YOUR TASK
All of the data should be restated exactly as it stands.
[[ SOURCE DATA, beginning ]]
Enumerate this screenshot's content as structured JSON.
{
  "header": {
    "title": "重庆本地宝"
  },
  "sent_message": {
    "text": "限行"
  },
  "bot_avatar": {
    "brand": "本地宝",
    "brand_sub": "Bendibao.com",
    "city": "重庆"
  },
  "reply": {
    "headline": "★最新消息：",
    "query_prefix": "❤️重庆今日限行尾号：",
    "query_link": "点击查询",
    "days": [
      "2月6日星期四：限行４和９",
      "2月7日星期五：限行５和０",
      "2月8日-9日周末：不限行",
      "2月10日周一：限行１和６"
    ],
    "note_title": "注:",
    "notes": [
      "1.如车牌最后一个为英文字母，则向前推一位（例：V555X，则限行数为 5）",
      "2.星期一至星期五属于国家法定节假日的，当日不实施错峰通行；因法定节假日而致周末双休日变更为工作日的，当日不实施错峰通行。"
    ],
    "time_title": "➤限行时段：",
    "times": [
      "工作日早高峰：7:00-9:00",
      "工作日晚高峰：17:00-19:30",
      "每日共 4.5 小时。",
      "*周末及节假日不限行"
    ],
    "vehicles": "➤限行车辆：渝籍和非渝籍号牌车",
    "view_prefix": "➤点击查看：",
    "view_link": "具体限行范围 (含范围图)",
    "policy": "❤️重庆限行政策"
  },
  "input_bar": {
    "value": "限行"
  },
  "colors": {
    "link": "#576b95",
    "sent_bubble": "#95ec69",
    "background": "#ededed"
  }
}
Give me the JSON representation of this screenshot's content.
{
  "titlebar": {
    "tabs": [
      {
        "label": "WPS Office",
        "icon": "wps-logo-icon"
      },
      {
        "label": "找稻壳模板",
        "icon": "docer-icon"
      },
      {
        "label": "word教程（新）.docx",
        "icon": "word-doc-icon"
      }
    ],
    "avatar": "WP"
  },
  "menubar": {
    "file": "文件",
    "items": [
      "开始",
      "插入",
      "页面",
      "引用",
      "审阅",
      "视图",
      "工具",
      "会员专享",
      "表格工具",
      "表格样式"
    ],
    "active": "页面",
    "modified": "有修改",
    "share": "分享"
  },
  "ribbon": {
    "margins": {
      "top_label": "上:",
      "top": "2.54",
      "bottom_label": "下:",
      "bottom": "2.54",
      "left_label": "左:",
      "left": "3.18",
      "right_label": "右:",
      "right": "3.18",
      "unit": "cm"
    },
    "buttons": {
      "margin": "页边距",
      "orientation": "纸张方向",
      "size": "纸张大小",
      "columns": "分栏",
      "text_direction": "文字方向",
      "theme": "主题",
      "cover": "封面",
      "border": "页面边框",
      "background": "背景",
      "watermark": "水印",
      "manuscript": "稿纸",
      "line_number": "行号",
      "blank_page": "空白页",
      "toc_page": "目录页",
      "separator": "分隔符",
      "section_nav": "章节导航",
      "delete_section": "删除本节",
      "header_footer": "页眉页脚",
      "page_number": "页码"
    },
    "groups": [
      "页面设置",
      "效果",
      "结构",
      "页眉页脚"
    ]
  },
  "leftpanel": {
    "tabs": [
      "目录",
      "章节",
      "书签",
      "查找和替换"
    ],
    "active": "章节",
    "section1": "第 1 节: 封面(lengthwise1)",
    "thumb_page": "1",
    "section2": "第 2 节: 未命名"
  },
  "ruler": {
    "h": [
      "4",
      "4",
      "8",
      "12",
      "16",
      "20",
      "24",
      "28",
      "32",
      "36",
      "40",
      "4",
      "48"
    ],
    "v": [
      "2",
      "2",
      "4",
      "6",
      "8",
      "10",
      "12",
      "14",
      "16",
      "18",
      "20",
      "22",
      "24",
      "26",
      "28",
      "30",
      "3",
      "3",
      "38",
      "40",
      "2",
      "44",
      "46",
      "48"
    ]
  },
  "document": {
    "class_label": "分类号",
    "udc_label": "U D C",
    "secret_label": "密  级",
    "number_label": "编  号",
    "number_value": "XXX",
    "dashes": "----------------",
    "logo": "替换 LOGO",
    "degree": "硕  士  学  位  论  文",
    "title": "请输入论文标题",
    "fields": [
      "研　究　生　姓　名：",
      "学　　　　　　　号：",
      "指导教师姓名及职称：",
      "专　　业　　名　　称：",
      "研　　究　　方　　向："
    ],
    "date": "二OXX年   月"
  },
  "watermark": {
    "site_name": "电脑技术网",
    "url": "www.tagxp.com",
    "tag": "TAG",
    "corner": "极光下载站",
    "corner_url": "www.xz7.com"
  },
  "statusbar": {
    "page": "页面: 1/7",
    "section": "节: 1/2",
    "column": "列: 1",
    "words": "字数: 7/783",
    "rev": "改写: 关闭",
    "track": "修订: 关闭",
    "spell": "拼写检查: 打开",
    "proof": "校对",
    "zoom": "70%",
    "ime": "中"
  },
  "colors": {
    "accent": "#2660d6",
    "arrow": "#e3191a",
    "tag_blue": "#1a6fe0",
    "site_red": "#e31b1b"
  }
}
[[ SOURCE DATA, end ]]
TASK RESPONSE
Enumerate this screenshot's content as structured JSON.
{
  "header": {
    "title": "重庆本地宝"
  },
  "sent_message": {
    "text": "限行"
  },
  "bot_avatar": {
    "brand": "本地宝",
    "brand_sub": "Bendibao.com",
    "city": "重庆"
  },
  "reply": {
    "headline": "★最新消息：",
    "query_prefix": "❤️重庆今日限行尾号：",
    "query_link": "点击查询",
    "days": [
      "2月6日星期四：限行４和９",
      "2月7日星期五：限行５和０",
      "2月8日-9日周末：不限行",
      "2月10日周一：限行１和６"
    ],
    "note_title": "注:",
    "notes": [
      "1.如车牌最后一个为英文字母，则向前推一位（例：V555X，则限行数为 5）",
      "2.星期一至星期五属于国家法定节假日的，当日不实施错峰通行；因法定节假日而致周末双休日变更为工作日的，当日不实施错峰通行。"
    ],
    "time_title": "➤限行时段：",
    "times": [
      "工作日早高峰：7:00-9:00",
      "工作日晚高峰：17:00-19:30",
      "每日共 4.5 小时。",
      "*周末及节假日不限行"
    ],
    "vehicles": "➤限行车辆：渝籍和非渝籍号牌车",
    "view_prefix": "➤点击查看：",
    "view_link": "具体限行范围 (含范围图)",
    "policy": "❤️重庆限行政策"
  },
  "input_bar": {
    "value": "限行"
  },
  "colors": {
    "link": "#576b95",
    "sent_bubble": "#95ec69",
    "background": "#ededed"
  }
}
Give me the JSON representation of this screenshot's content.
{
  "titlebar": {
    "tabs": [
      {
        "label": "WPS Office",
        "icon": "wps-logo-icon"
      },
      {
        "label": "找稻壳模板",
        "icon": "docer-icon"
      },
      {
        "label": "word教程（新）.docx",
        "icon": "word-doc-icon"
      }
    ],
    "avatar": "WP"
  },
  "menubar": {
    "file": "文件",
    "items": [
      "开始",
      "插入",
      "页面",
      "引用",
      "审阅",
      "视图",
      "工具",
      "会员专享",
      "表格工具",
      "表格样式"
    ],
    "active": "页面",
    "modified": "有修改",
    "share": "分享"
  },
  "ribbon": {
    "margins": {
      "top_label": "上:",
      "top": "2.54",
      "bottom_label": "下:",
      "bottom": "2.54",
      "left_label": "左:",
      "left": "3.18",
      "right_label": "右:",
      "right": "3.18",
      "unit": "cm"
    },
    "buttons": {
      "margin": "页边距",
      "orientation": "纸张方向",
      "size": "纸张大小",
      "columns": "分栏",
      "text_direction": "文字方向",
      "theme": "主题",
      "cover": "封面",
      "border": "页面边框",
      "background": "背景",
      "watermark": "水印",
      "manuscript": "稿纸",
      "line_number": "行号",
      "blank_page": "空白页",
      "toc_page": "目录页",
      "separator": "分隔符",
      "section_nav": "章节导航",
      "delete_section": "删除本节",
      "header_footer": "页眉页脚",
      "page_number": "页码"
    },
    "groups": [
      "页面设置",
      "效果",
      "结构",
      "页眉页脚"
    ]
  },
  "leftpanel": {
    "tabs": [
      "目录",
      "章节",
      "书签",
      "查找和替换"
    ],
    "active": "章节",
    "section1": "第 1 节: 封面(lengthwise1)",
    "thumb_page": "1",
    "section2": "第 2 节: 未命名"
  },
  "ruler": {
    "h": [
      "4",
      "4",
      "8",
      "12",
      "16",
      "20",
      "24",
      "28",
      "32",
      "36",
      "40",
      "4",
      "48"
    ],
    "v": [
      "2",
      "2",
      "4",
      "6",
      "8",
      "10",
      "12",
      "14",
      "16",
      "18",
      "20",
      "22",
      "24",
      "26",
      "28",
      "30",
      "3",
      "3",
      "38",
      "40",
      "2",
      "44",
      "46",
      "48"
    ]
  },
  "document": {
    "class_label": "分类号",
    "udc_label": "U D C",
    "secret_label": "密  级",
    "number_label": "编  号",
    "number_value": "XXX",
    "dashes": "----------------",
    "logo": "替换 LOGO",
    "degree": "硕  士  学  位  论  文",
    "title": "请输入论文标题",
    "fields": [
      "研　究　生　姓　名：",
      "学　　　　　　　号：",
      "指导教师姓名及职称：",
      "专　　业　　名　　称：",
      "研　　究　　方　　向："
    ],
    "date": "二OXX年   月"
  },
  "watermark": {
    "site_name": "电脑技术网",
    "url": "www.tagxp.com",
    "tag": "TAG",
    "corner": "极光下载站",
    "corner_url": "www.xz7.com"
  },
  "statusbar": {
    "page": "页面: 1/7",
    "section": "节: 1/2",
    "column": "列: 1",
    "words": "字数: 7/783",
    "rev": "改写: 关闭",
    "track": "修订: 关闭",
    "spell": "拼写检查: 打开",
    "proof": "校对",
    "zoom": "70%",
    "ime": "中"
  },
  "colors": {
    "accent": "#2660d6",
    "arrow": "#e3191a",
    "tag_blue": "#1a6fe0",
    "site_red": "#e31b1b"
  }
}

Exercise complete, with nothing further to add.